- **Exercise description**:
Lines in the listing below that hold "selected" are the ones to copy.

- **Given records**:
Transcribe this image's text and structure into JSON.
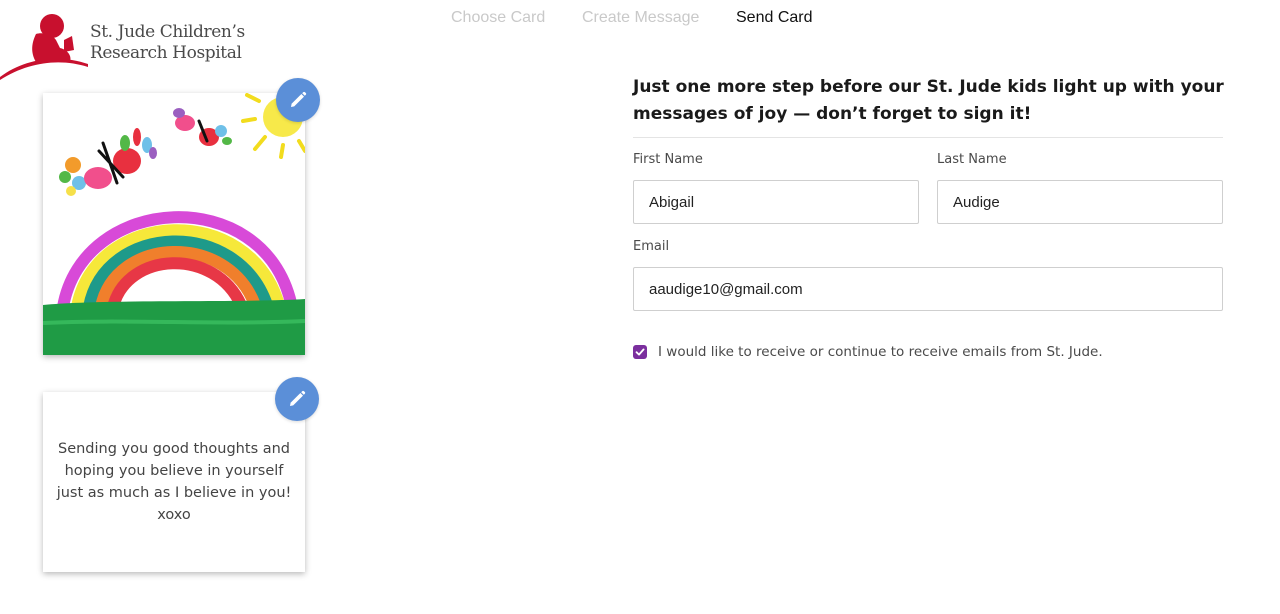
{
  "brand": {
    "logo_line1": "St. Jude Children’s",
    "logo_line2": "Research Hospital",
    "color": "#c8102e"
  },
  "steps": [
    {
      "label": "Choose Card",
      "active": false
    },
    {
      "label": "Create Message",
      "active": false
    },
    {
      "label": "Send Card",
      "active": true
    }
  ],
  "card": {
    "image_alt": "Child's drawing of a rainbow with butterflies and a sun",
    "message_lines": [
      "Sending you good thoughts and",
      "hoping you believe in yourself",
      "just as much as I believe in you!",
      "xoxo"
    ],
    "edit_icon": "pencil-icon",
    "edit_button_color": "#5b8fd8"
  },
  "form": {
    "heading_line1": "Just one more step before our St. Jude kids light up with your",
    "heading_line2": "messages of joy — don’t forget to sign it!",
    "first_name": {
      "label": "First Name",
      "value": "Abigail"
    },
    "last_name": {
      "label": "Last Name",
      "value": "Audige"
    },
    "email": {
      "label": "Email",
      "value": "aaudige10@gmail.com"
    },
    "optin": {
      "label": "I would like to receive or continue to receive emails from St. Jude.",
      "checked": true,
      "color": "#7b2f9e"
    }
  }
}
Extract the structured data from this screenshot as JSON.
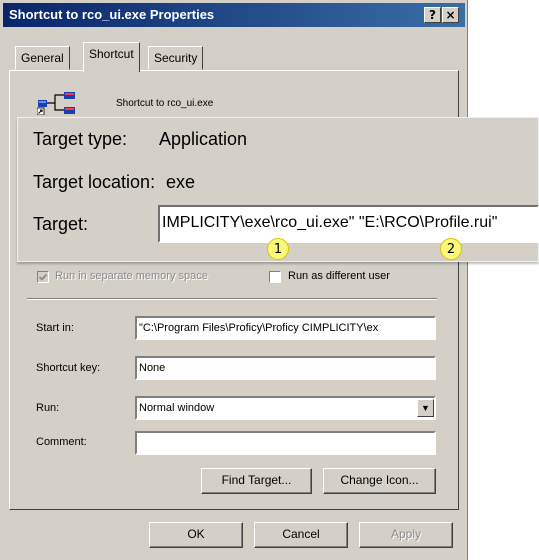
{
  "window": {
    "title": "Shortcut to rco_ui.exe Properties",
    "help_button": "?",
    "close_button": "×"
  },
  "tabs": [
    {
      "label": "General"
    },
    {
      "label": "Shortcut"
    },
    {
      "label": "Security"
    }
  ],
  "shortcut": {
    "icon": "application-shortcut-icon",
    "name": "Shortcut to rco_ui.exe"
  },
  "callout": {
    "target_type_label": "Target type:",
    "target_type_value": "Application",
    "target_location_label": "Target location:",
    "target_location_value": "exe",
    "target_label": "Target:",
    "target_value": "IMPLICITY\\exe\\rco_ui.exe\" \"E:\\RCO\\Profile.rui\""
  },
  "badges": [
    "1",
    "2"
  ],
  "options": {
    "separate_memory_label": "Run in separate memory space",
    "separate_memory_checked": true,
    "different_user_label": "Run as different user",
    "different_user_checked": false
  },
  "fields": {
    "start_in_label": "Start in:",
    "start_in_value": "\"C:\\Program Files\\Proficy\\Proficy CIMPLICITY\\ex",
    "shortcut_key_label": "Shortcut key:",
    "shortcut_key_value": "None",
    "run_label": "Run:",
    "run_value": "Normal window",
    "comment_label": "Comment:",
    "comment_value": ""
  },
  "buttons": {
    "find_target": "Find Target...",
    "change_icon": "Change Icon...",
    "ok": "OK",
    "cancel": "Cancel",
    "apply": "Apply"
  },
  "colors": {
    "titlebar_start": "#0a246a",
    "titlebar_end": "#3a6ea5",
    "dialog_face": "#d4d0c8",
    "badge_fill": "#fbf77a"
  }
}
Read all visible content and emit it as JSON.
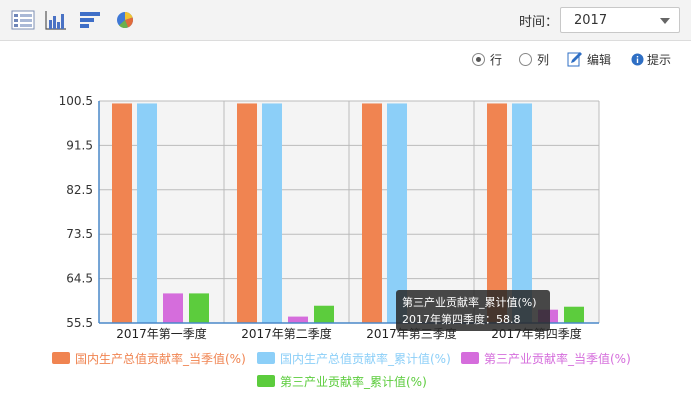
{
  "toolbar": {
    "icons": [
      "table-icon",
      "column-chart-icon",
      "bar-chart-icon",
      "pie-chart-icon"
    ],
    "time_label": "时间：",
    "time_value": "2017"
  },
  "options": {
    "row_label": "行",
    "col_label": "列",
    "edit_label": "编辑",
    "tip_label": "提示",
    "selected": "row"
  },
  "tooltip": {
    "title": "第三产业贡献率_累计值(%)",
    "line": "2017年第四季度：58.8"
  },
  "chart_data": {
    "type": "bar",
    "categories": [
      "2017年第一季度",
      "2017年第二季度",
      "2017年第三季度",
      "2017年第四季度"
    ],
    "series": [
      {
        "name": "国内生产总值贡献率_当季值(%)",
        "color": "#f08451",
        "values": [
          100,
          100,
          100,
          100
        ]
      },
      {
        "name": "国内生产总值贡献率_累计值(%)",
        "color": "#8ccff8",
        "values": [
          100,
          100,
          100,
          100
        ]
      },
      {
        "name": "第三产业贡献率_当季值(%)",
        "color": "#d56ddc",
        "values": [
          61.5,
          56.8,
          55.5,
          58.2
        ]
      },
      {
        "name": "第三产业贡献率_累计值(%)",
        "color": "#5ccc3d",
        "values": [
          61.5,
          59.0,
          55.5,
          58.8
        ]
      }
    ],
    "yticks": [
      55.5,
      64.5,
      73.5,
      82.5,
      91.5,
      100.5
    ],
    "ylim": [
      55.5,
      100.5
    ],
    "title": "",
    "xlabel": "",
    "ylabel": "",
    "grid": true,
    "legend": "bottom"
  }
}
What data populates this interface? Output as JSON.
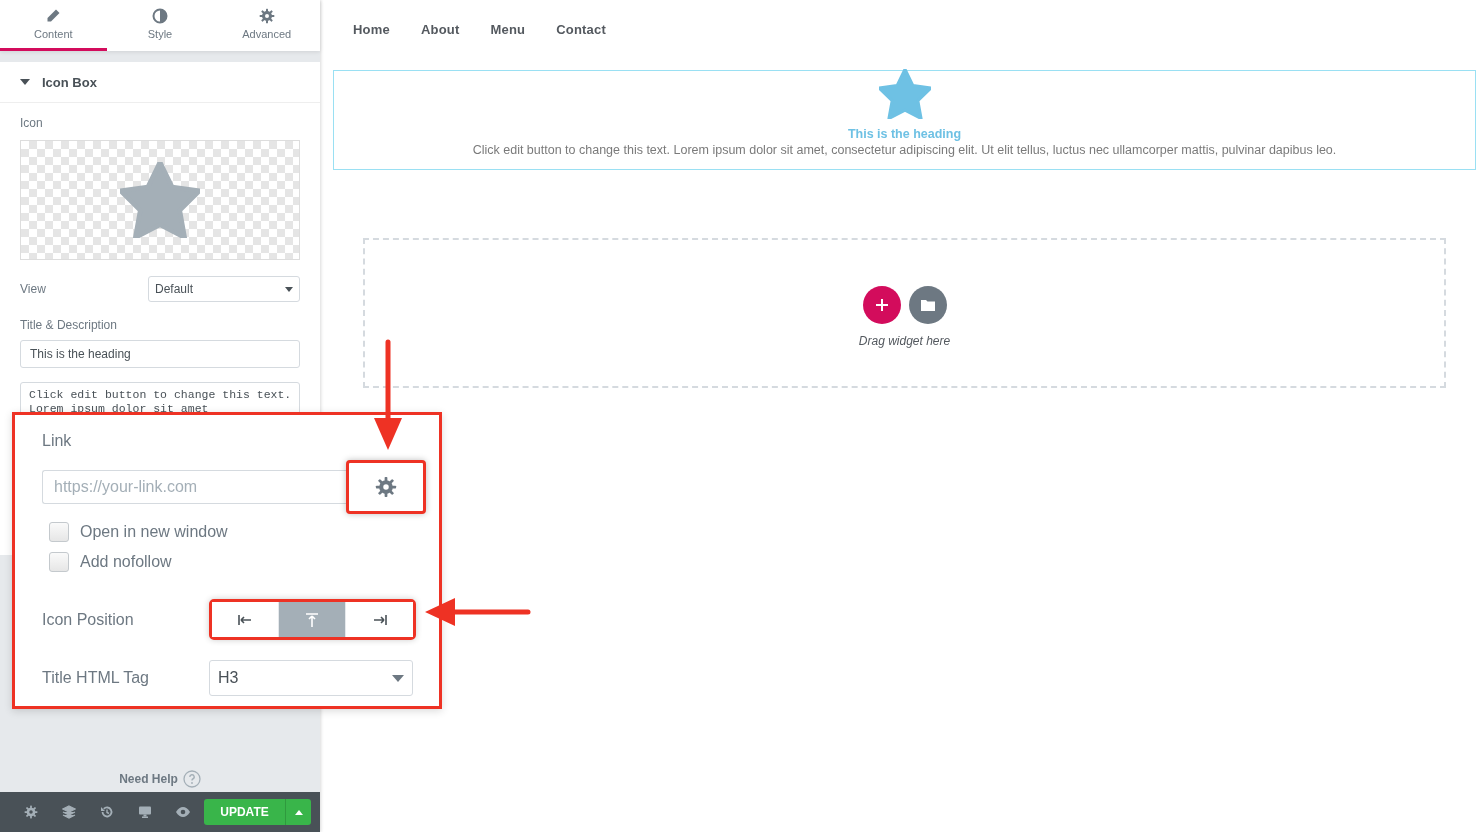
{
  "panel_tabs": [
    {
      "label": "Content",
      "kind": "pencil",
      "selected": true
    },
    {
      "label": "Style",
      "kind": "contrast",
      "selected": false
    },
    {
      "label": "Advanced",
      "kind": "gear",
      "selected": false
    }
  ],
  "section": {
    "title": "Icon Box",
    "expanded": true
  },
  "icon_label": "Icon",
  "view": {
    "label": "View",
    "value": "Default"
  },
  "title_description": {
    "label": "Title & Description",
    "title_value": "This is the heading",
    "description_lines": [
      "Click edit button to change this text.",
      "Lorem ipsum dolor sit amet"
    ]
  },
  "link_popup": {
    "label": "Link",
    "placeholder": "https://your-link.com",
    "options": [
      {
        "label": "Open in new window",
        "checked": false
      },
      {
        "label": "Add nofollow",
        "checked": false
      }
    ],
    "icon_position": {
      "label": "Icon Position",
      "options": [
        {
          "kind": "left",
          "selected": false
        },
        {
          "kind": "top",
          "selected": true
        },
        {
          "kind": "right",
          "selected": false
        }
      ]
    },
    "title_tag": {
      "label": "Title HTML Tag",
      "value": "H3"
    }
  },
  "need_help": "Need Help",
  "footer": {
    "update_button": "UPDATE"
  },
  "nav": [
    "Home",
    "About",
    "Menu",
    "Contact"
  ],
  "icon_box": {
    "heading": "This is the heading",
    "text": "Click edit button to change this text. Lorem ipsum dolor sit amet, consectetur adipiscing elit. Ut elit tellus, luctus nec ullamcorper mattis, pulvinar dapibus leo."
  },
  "drop_zone": {
    "hint": "Drag widget here"
  }
}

- **Solution to the exercise**:
    "selected": "row"
      "selected": true
      "selected": false
      "selected": false
          "selected": false
          "selected": true
          "selected": false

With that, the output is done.